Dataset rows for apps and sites
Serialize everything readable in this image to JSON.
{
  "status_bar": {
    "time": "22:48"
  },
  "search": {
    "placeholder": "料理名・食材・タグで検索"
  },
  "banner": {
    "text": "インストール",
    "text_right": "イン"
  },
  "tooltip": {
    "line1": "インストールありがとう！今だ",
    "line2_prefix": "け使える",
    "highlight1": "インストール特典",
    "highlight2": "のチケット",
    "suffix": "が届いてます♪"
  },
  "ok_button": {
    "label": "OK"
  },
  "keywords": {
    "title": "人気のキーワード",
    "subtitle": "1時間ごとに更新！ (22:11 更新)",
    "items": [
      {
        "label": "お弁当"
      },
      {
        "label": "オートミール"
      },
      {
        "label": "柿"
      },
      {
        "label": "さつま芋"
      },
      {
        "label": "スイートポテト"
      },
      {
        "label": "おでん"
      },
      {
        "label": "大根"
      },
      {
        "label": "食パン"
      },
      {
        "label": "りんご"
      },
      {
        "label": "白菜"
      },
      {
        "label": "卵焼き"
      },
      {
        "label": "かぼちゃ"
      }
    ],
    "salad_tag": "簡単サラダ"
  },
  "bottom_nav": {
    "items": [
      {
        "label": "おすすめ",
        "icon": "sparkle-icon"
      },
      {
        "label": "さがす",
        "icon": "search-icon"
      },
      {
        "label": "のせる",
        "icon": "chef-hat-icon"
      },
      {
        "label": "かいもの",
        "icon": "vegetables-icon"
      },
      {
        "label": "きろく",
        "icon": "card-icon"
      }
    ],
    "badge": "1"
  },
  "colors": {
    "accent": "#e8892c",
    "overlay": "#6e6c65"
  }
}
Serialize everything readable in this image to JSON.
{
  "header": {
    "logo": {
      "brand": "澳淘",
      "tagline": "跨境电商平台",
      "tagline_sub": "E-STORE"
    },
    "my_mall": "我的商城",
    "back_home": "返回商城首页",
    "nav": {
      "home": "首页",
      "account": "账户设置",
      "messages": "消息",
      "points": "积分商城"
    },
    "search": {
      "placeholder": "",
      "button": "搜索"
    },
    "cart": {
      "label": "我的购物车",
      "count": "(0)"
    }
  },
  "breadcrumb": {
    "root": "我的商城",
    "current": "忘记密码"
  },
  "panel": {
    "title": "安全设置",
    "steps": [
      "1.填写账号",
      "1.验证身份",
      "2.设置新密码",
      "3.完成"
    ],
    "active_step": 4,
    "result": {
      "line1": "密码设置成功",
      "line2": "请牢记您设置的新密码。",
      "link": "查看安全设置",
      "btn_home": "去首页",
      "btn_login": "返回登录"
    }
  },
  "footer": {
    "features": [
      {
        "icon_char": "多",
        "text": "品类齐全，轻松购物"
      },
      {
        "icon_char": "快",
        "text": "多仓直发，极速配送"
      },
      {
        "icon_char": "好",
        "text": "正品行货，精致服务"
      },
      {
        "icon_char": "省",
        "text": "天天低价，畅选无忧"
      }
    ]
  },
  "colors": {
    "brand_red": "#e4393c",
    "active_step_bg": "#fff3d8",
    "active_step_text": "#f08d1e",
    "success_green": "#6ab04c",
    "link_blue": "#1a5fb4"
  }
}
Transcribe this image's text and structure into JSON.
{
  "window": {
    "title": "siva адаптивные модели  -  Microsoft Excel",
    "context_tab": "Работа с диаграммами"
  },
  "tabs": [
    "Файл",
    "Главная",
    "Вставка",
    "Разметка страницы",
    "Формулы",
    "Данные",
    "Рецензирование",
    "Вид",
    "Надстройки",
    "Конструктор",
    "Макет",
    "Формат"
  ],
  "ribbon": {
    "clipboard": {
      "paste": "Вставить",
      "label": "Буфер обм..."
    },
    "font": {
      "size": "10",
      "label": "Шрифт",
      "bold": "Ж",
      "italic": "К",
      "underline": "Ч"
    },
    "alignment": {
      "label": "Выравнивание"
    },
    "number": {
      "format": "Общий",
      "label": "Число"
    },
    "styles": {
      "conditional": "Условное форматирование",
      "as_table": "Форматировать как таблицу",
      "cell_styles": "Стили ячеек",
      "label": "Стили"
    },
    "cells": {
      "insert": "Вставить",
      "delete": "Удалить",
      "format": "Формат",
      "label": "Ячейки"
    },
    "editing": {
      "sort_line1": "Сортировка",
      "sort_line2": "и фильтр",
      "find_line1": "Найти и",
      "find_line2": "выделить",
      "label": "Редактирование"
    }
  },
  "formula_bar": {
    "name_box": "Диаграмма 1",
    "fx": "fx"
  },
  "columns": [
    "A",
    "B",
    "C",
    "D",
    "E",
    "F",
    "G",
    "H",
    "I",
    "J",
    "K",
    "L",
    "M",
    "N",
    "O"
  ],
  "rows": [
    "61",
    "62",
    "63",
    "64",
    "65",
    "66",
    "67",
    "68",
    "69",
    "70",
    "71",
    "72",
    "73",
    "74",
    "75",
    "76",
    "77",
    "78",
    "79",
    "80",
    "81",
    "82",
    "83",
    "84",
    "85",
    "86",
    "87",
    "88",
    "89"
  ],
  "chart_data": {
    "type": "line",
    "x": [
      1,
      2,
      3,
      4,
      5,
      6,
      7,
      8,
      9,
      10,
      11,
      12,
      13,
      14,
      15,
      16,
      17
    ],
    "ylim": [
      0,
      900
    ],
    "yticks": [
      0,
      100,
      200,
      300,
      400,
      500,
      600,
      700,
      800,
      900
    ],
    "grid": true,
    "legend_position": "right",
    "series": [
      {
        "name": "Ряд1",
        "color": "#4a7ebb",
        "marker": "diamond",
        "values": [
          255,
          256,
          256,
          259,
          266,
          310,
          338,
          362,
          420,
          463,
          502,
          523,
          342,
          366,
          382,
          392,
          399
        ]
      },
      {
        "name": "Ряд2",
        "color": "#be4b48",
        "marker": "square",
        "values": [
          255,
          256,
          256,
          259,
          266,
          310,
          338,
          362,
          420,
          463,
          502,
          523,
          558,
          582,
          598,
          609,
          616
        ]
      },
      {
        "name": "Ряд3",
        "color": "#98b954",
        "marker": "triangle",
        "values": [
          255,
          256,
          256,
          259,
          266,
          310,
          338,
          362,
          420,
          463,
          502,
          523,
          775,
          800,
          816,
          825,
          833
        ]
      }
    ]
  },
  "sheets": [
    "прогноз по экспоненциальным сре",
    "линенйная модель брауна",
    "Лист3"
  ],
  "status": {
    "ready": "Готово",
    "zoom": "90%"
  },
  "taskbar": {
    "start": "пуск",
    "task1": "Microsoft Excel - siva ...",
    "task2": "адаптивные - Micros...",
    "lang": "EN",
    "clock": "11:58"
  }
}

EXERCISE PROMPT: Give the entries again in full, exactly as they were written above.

EXPECTED ANSWER:
Serialize everything readable in this image to JSON.
{
  "status_bar": {
    "time": "22:48"
  },
  "search": {
    "placeholder": "料理名・食材・タグで検索"
  },
  "banner": {
    "text": "インストール",
    "text_right": "イン"
  },
  "tooltip": {
    "line1": "インストールありがとう！今だ",
    "line2_prefix": "け使える",
    "highlight1": "インストール特典",
    "highlight2": "のチケット",
    "suffix": "が届いてます♪"
  },
  "ok_button": {
    "label": "OK"
  },
  "keywords": {
    "title": "人気のキーワード",
    "subtitle": "1時間ごとに更新！ (22:11 更新)",
    "items": [
      {
        "label": "お弁当"
      },
      {
        "label": "オートミール"
      },
      {
        "label": "柿"
      },
      {
        "label": "さつま芋"
      },
      {
        "label": "スイートポテト"
      },
      {
        "label": "おでん"
      },
      {
        "label": "大根"
      },
      {
        "label": "食パン"
      },
      {
        "label": "りんご"
      },
      {
        "label": "白菜"
      },
      {
        "label": "卵焼き"
      },
      {
        "label": "かぼちゃ"
      }
    ],
    "salad_tag": "簡単サラダ"
  },
  "bottom_nav": {
    "items": [
      {
        "label": "おすすめ",
        "icon": "sparkle-icon"
      },
      {
        "label": "さがす",
        "icon": "search-icon"
      },
      {
        "label": "のせる",
        "icon": "chef-hat-icon"
      },
      {
        "label": "かいもの",
        "icon": "vegetables-icon"
      },
      {
        "label": "きろく",
        "icon": "card-icon"
      }
    ],
    "badge": "1"
  },
  "colors": {
    "accent": "#e8892c",
    "overlay": "#6e6c65"
  }
}
Serialize everything readable in this image to JSON.
{
  "header": {
    "logo": {
      "brand": "澳淘",
      "tagline": "跨境电商平台",
      "tagline_sub": "E-STORE"
    },
    "my_mall": "我的商城",
    "back_home": "返回商城首页",
    "nav": {
      "home": "首页",
      "account": "账户设置",
      "messages": "消息",
      "points": "积分商城"
    },
    "search": {
      "placeholder": "",
      "button": "搜索"
    },
    "cart": {
      "label": "我的购物车",
      "count": "(0)"
    }
  },
  "breadcrumb": {
    "root": "我的商城",
    "current": "忘记密码"
  },
  "panel": {
    "title": "安全设置",
    "steps": [
      "1.填写账号",
      "1.验证身份",
      "2.设置新密码",
      "3.完成"
    ],
    "active_step": 4,
    "result": {
      "line1": "密码设置成功",
      "line2": "请牢记您设置的新密码。",
      "link": "查看安全设置",
      "btn_home": "去首页",
      "btn_login": "返回登录"
    }
  },
  "footer": {
    "features": [
      {
        "icon_char": "多",
        "text": "品类齐全，轻松购物"
      },
      {
        "icon_char": "快",
        "text": "多仓直发，极速配送"
      },
      {
        "icon_char": "好",
        "text": "正品行货，精致服务"
      },
      {
        "icon_char": "省",
        "text": "天天低价，畅选无忧"
      }
    ]
  },
  "colors": {
    "brand_red": "#e4393c",
    "active_step_bg": "#fff3d8",
    "active_step_text": "#f08d1e",
    "success_green": "#6ab04c",
    "link_blue": "#1a5fb4"
  }
}
Transcribe this image's text and structure into JSON.
{
  "window": {
    "title": "siva адаптивные модели  -  Microsoft Excel",
    "context_tab": "Работа с диаграммами"
  },
  "tabs": [
    "Файл",
    "Главная",
    "Вставка",
    "Разметка страницы",
    "Формулы",
    "Данные",
    "Рецензирование",
    "Вид",
    "Надстройки",
    "Конструктор",
    "Макет",
    "Формат"
  ],
  "ribbon": {
    "clipboard": {
      "paste": "Вставить",
      "label": "Буфер обм..."
    },
    "font": {
      "size": "10",
      "label": "Шрифт",
      "bold": "Ж",
      "italic": "К",
      "underline": "Ч"
    },
    "alignment": {
      "label": "Выравнивание"
    },
    "number": {
      "format": "Общий",
      "label": "Число"
    },
    "styles": {
      "conditional": "Условное форматирование",
      "as_table": "Форматировать как таблицу",
      "cell_styles": "Стили ячеек",
      "label": "Стили"
    },
    "cells": {
      "insert": "Вставить",
      "delete": "Удалить",
      "format": "Формат",
      "label": "Ячейки"
    },
    "editing": {
      "sort_line1": "Сортировка",
      "sort_line2": "и фильтр",
      "find_line1": "Найти и",
      "find_line2": "выделить",
      "label": "Редактирование"
    }
  },
  "formula_bar": {
    "name_box": "Диаграмма 1",
    "fx": "fx"
  },
  "columns": [
    "A",
    "B",
    "C",
    "D",
    "E",
    "F",
    "G",
    "H",
    "I",
    "J",
    "K",
    "L",
    "M",
    "N",
    "O"
  ],
  "rows": [
    "61",
    "62",
    "63",
    "64",
    "65",
    "66",
    "67",
    "68",
    "69",
    "70",
    "71",
    "72",
    "73",
    "74",
    "75",
    "76",
    "77",
    "78",
    "79",
    "80",
    "81",
    "82",
    "83",
    "84",
    "85",
    "86",
    "87",
    "88",
    "89"
  ],
  "chart_data": {
    "type": "line",
    "x": [
      1,
      2,
      3,
      4,
      5,
      6,
      7,
      8,
      9,
      10,
      11,
      12,
      13,
      14,
      15,
      16,
      17
    ],
    "ylim": [
      0,
      900
    ],
    "yticks": [
      0,
      100,
      200,
      300,
      400,
      500,
      600,
      700,
      800,
      900
    ],
    "grid": true,
    "legend_position": "right",
    "series": [
      {
        "name": "Ряд1",
        "color": "#4a7ebb",
        "marker": "diamond",
        "values": [
          255,
          256,
          256,
          259,
          266,
          310,
          338,
          362,
          420,
          463,
          502,
          523,
          342,
          366,
          382,
          392,
          399
        ]
      },
      {
        "name": "Ряд2",
        "color": "#be4b48",
        "marker": "square",
        "values": [
          255,
          256,
          256,
          259,
          266,
          310,
          338,
          362,
          420,
          463,
          502,
          523,
          558,
          582,
          598,
          609,
          616
        ]
      },
      {
        "name": "Ряд3",
        "color": "#98b954",
        "marker": "triangle",
        "values": [
          255,
          256,
          256,
          259,
          266,
          310,
          338,
          362,
          420,
          463,
          502,
          523,
          775,
          800,
          816,
          825,
          833
        ]
      }
    ]
  },
  "sheets": [
    "прогноз по экспоненциальным сре",
    "линенйная модель брауна",
    "Лист3"
  ],
  "status": {
    "ready": "Готово",
    "zoom": "90%"
  },
  "taskbar": {
    "start": "пуск",
    "task1": "Microsoft Excel - siva ...",
    "task2": "адаптивные - Micros...",
    "lang": "EN",
    "clock": "11:58"
  }
}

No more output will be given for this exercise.